The road to the top was never easy. As a young driver, he dealt with career setbacks that saw him struggle to find rides in 1993 and 1994. He had a few heated confrontations on and off the track with other drivers, and in the final race of the 1997 Japanese Touring Car Championship at Fuji Speedway, it nearly cost him everything.
Title rival Osamu Nakako hit Motoyama and took him out of the fight for the win with ten laps left. Seeking retribution, Motoyama would wait for Nakako to pass him again, and deliberately spun him out and into the barriers. Nakako won the championship, Motoyama was disqualified, and eventually suspended for the remainder of the year. This was the point of no return: Motoyama would either learn and reflect upon his gross misconduct, or he would completely self-destruct his own career.

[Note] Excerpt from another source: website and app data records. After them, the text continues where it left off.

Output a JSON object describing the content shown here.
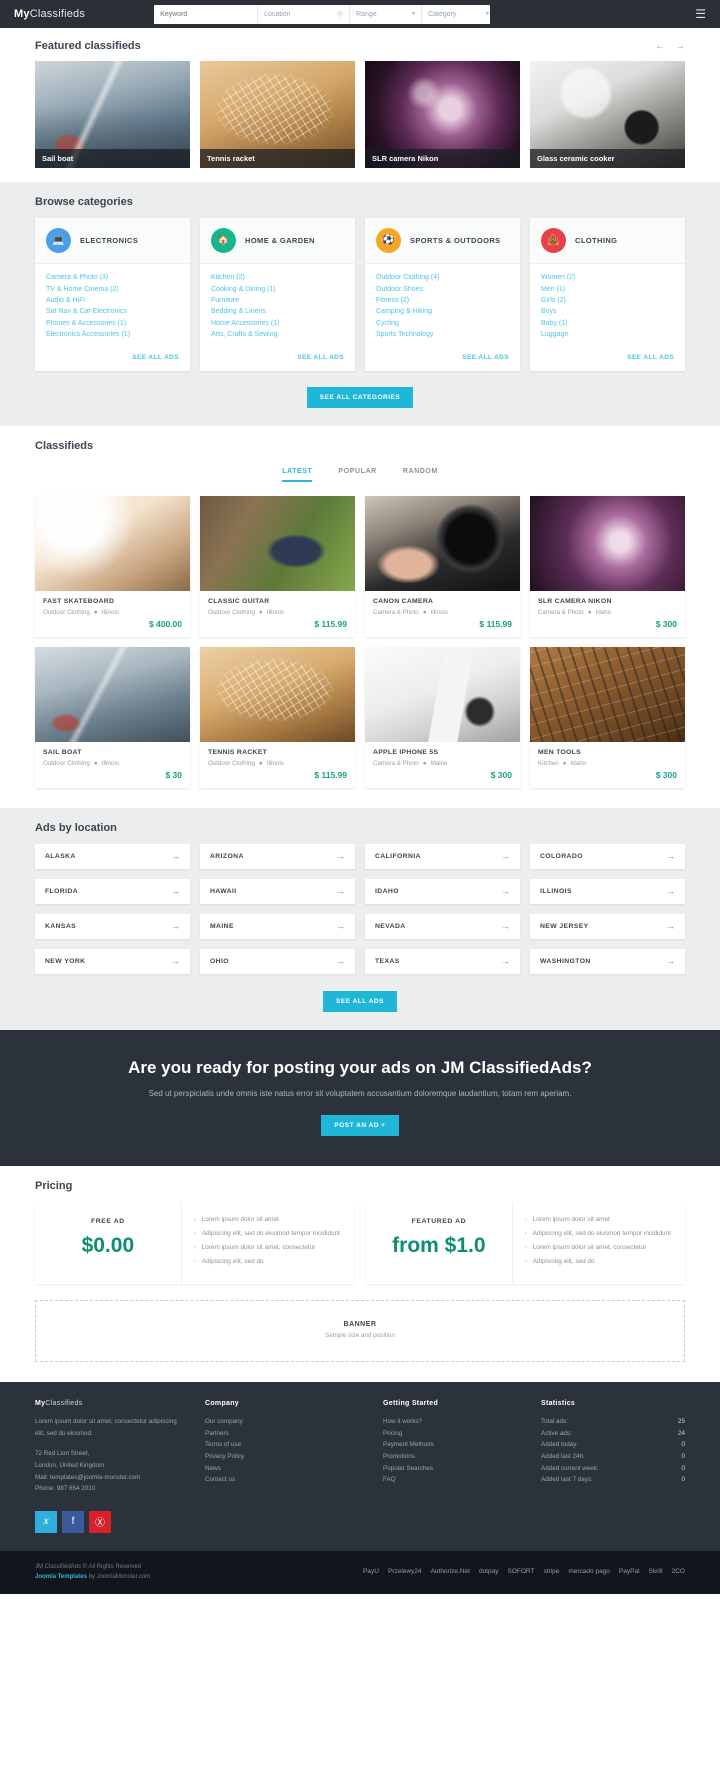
{
  "header": {
    "brand_bold": "My",
    "brand_light": "Classifieds",
    "search": {
      "keyword_placeholder": "Keyword",
      "location_placeholder": "Location",
      "range_placeholder": "Range",
      "category_placeholder": "Category",
      "search_icon": "search-icon",
      "locate_icon": "crosshair-icon",
      "caret_icon": "chevron-down-icon"
    },
    "menu_icon": "hamburger-icon"
  },
  "featured": {
    "title": "Featured classifieds",
    "prev": "←",
    "next": "→",
    "items": [
      {
        "caption": "Sail boat"
      },
      {
        "caption": "Tennis racket"
      },
      {
        "caption": "SLR camera Nikon"
      },
      {
        "caption": "Glass ceramic cooker"
      }
    ]
  },
  "categories": {
    "title": "Browse categories",
    "see_all_label": "SEE ALL ADS",
    "see_all_categories": "SEE ALL CATEGORIES",
    "cards": [
      {
        "name": "ELECTRONICS",
        "color": "#4a9fe8",
        "icon": "laptop-icon",
        "links": [
          "Camera & Photo (3)",
          "TV & Home Cinema (2)",
          "Audio & HiFi",
          "Sat Nav & Car Electronics",
          "Phones & Accessories (1)",
          "Electronics Accessories (1)"
        ]
      },
      {
        "name": "HOME & GARDEN",
        "color": "#13b98a",
        "icon": "home-icon",
        "links": [
          "Kitchen (2)",
          "Cooking & Dining (1)",
          "Furniture",
          "Bedding & Linens",
          "Home Accessories (1)",
          "Arts, Crafts & Sewing"
        ]
      },
      {
        "name": "SPORTS & OUTDOORS",
        "color": "#f5a623",
        "icon": "soccer-ball-icon",
        "links": [
          "Outdoor Clothing (4)",
          "Outdoor Shoes",
          "Fitness (2)",
          "Camping & Hiking",
          "Cycling",
          "Sports Technology"
        ]
      },
      {
        "name": "CLOTHING",
        "color": "#e8414c",
        "icon": "handbag-icon",
        "links": [
          "Women (2)",
          "Men (1)",
          "Girls (2)",
          "Boys",
          "Baby (1)",
          "Luggage"
        ]
      }
    ]
  },
  "classifieds": {
    "title": "Classifieds",
    "tabs": [
      {
        "label": "LATEST",
        "active": true
      },
      {
        "label": "POPULAR",
        "active": false
      },
      {
        "label": "RANDOM",
        "active": false
      }
    ],
    "items": [
      {
        "name": "FAST SKATEBOARD",
        "category": "Outdoor Clothing",
        "location": "Illinois",
        "price": "$ 400.00"
      },
      {
        "name": "CLASSIC GUITAR",
        "category": "Outdoor Clothing",
        "location": "Illinois",
        "price": "$ 115.99"
      },
      {
        "name": "CANON CAMERA",
        "category": "Camera & Photo",
        "location": "Illinois",
        "price": "$ 115.99"
      },
      {
        "name": "SLR CAMERA NIKON",
        "category": "Camera & Photo",
        "location": "Idaho",
        "price": "$ 300"
      },
      {
        "name": "SAIL BOAT",
        "category": "Outdoor Clothing",
        "location": "Illinois",
        "price": "$ 30"
      },
      {
        "name": "TENNIS RACKET",
        "category": "Outdoor Clothing",
        "location": "Illinois",
        "price": "$ 115.99"
      },
      {
        "name": "APPLE IPHONE 5S",
        "category": "Camera & Photo",
        "location": "Maine",
        "price": "$ 300"
      },
      {
        "name": "MEN TOOLS",
        "category": "Kitchen",
        "location": "Idaho",
        "price": "$ 300"
      }
    ]
  },
  "locations": {
    "title": "Ads by location",
    "see_all_ads": "SEE ALL ADS",
    "arrow_icon": "arrow-right-icon",
    "items": [
      "ALASKA",
      "ARIZONA",
      "CALIFORNIA",
      "COLORADO",
      "FLORIDA",
      "HAWAII",
      "IDAHO",
      "ILLINOIS",
      "KANSAS",
      "MAINE",
      "NEVADA",
      "NEW JERSEY",
      "NEW YORK",
      "OHIO",
      "TEXAS",
      "WASHINGTON"
    ]
  },
  "cta": {
    "heading": "Are you ready for posting your ads on JM ClassifiedAds?",
    "subtext": "Sed ut perspiciatis unde omnis iste natus error sit voluptatem accusantium doloremque laudantium, totam rem aperiam.",
    "button": "POST AN AD +"
  },
  "pricing": {
    "title": "Pricing",
    "plans": [
      {
        "name": "FREE AD",
        "amount": "$0.00",
        "features": [
          "Lorem ipsum dolor sit amet",
          "Adipiscing elit, sed do eiusmod tempor incididunt",
          "Lorem ipsum dolor sit amet, consectetur",
          "Adipiscing elit, sed do"
        ]
      },
      {
        "name": "FEATURED AD",
        "amount": "from $1.0",
        "features": [
          "Lorem ipsum dolor sit amet",
          "Adipiscing elit, sed do eiusmod tempor incididunt",
          "Lorem ipsum dolor sit amet, consectetur",
          "Adipiscing elit, sed do"
        ]
      }
    ]
  },
  "banner": {
    "title": "BANNER",
    "subtitle": "Sample size and position"
  },
  "footer": {
    "about": {
      "brand_bold": "My",
      "brand_light": "Classifieds",
      "text": "Lorem ipsum dolor sit amet, consectetur adipiscing elit, sed do eiusmod.",
      "address1": "72 Red Lion Street,",
      "address2": "London, United Kingdom",
      "mail": "Mail: templates@joomla-monster.com",
      "phone": "Phone: 987 654 2010"
    },
    "company": {
      "title": "Company",
      "links": [
        "Our company",
        "Partners",
        "Terms of use",
        "Privacy Policy",
        "News",
        "Contact us"
      ]
    },
    "getting_started": {
      "title": "Getting Started",
      "links": [
        "How it works?",
        "Pricing",
        "Payment Methods",
        "Promotions",
        "Popular Searches",
        "FAQ"
      ]
    },
    "statistics": {
      "title": "Statistics",
      "rows": [
        {
          "label": "Total ads:",
          "value": "25"
        },
        {
          "label": "Active ads:",
          "value": "24"
        },
        {
          "label": "Added today:",
          "value": "0"
        },
        {
          "label": "Added last 24h:",
          "value": "0"
        },
        {
          "label": "Added current week:",
          "value": "0"
        },
        {
          "label": "Added last 7 days:",
          "value": "0"
        }
      ]
    },
    "socials": [
      {
        "name": "twitter",
        "glyph": "t"
      },
      {
        "name": "facebook",
        "glyph": "f"
      },
      {
        "name": "pinterest",
        "glyph": "p"
      }
    ],
    "copyright_line1": "JM ClassifiedAds © All Rights Reserved",
    "copyright_link": "Joomla Templates",
    "copyright_line2": " by JoomlaMonster.com",
    "payments": [
      "PayU",
      "Przelewy24",
      "Authorize.Net",
      "dotpay",
      "SOFORT",
      "stripe",
      "mercado pago",
      "PayPal",
      "Skrill",
      "2CO"
    ]
  }
}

Thankfully, he chose the former route. No longer the confrontational young rebel racing with a chip on his shoulder, Motoyama has since matured into one of the friendliest drivers in the paddock. A kind man who gave nothing but the utmost thanks to his team, to the manufacturer, and to his parents, upon announcing his retirement today.
His speed was apparent even at the beginning of his career, and at the peak of his career, he was described as the driver with the ultimate combination of relentless speed and measured consistency. As former NISMO director Kunihiko Kakimoto points out, he was also one of the best technically-minded drivers on the grid, blessed with the ability to provide excellent feedback to all of his engineers, even early in his career.
“He is the king of the drivers,” Kakimoto said, recalling that day at Autopolis in 2011 when he passed eleven cars all on his own to win the race.
His rivalries and battles with the likes of Juichi Wakisaka, Yuji Tachikawa, and Ryo Michigami are the stuff of racing legend, the drivers who all made up a new generation, a new golden age of Japanese racing drivers to succeed the likes of Hoshino and Hasemi, Masanori Sekiya and Kunimitsu Takahashi before them, but of this generation, it was Motoyama and his accomplishments who stand the tallest of them all, for not only his success in GT cars but his success in single-seaters as well. Without those great battles between himself and the other drivers who rose through the ranks with him as the legends they grew up with retired, Super GT would never be as big as it is today.
Satoshi Motoyama will still be a part of the Nissan family, accompanying them along their journey to recapture the GT500 and GT300 championship titles. He will be around to mentor the next generation of racing drivers to come after him.
But today, one of the greatest drivers to ever strap themselves into a racing car has hung up his helmet. There will never be another Satoshi Motoyama, a man whose accomplishments and legacy will live forever.
Satoshi Motoyama Career Accolades
Super GT/JGTC: 183 races across both GT300 and GT500 classes from 1996 to 2018; 3x GT500 Drivers’ Champion (2003, 2004, 2008), 16 GT500 race wins, 47 podiums, 7 pole positions, 1,093 career championship points
Super Formula/Formula Nippon: 125 races from 1996 to 2008, 4x Drivers’ Champion (1998, 2001, 2003, 2005), 27 race wins, 48 podiums, 18 pole positions, 447 championship points
Le Mans 24 Hours: 4 starts (1998, 1999, 2012, 2014), best overall finish 10th (1998)
Images courtesy of Ryuji Hirano, John Brooks, Nissan, Japan Race Promotion (JRP), and the GT Association (GTA)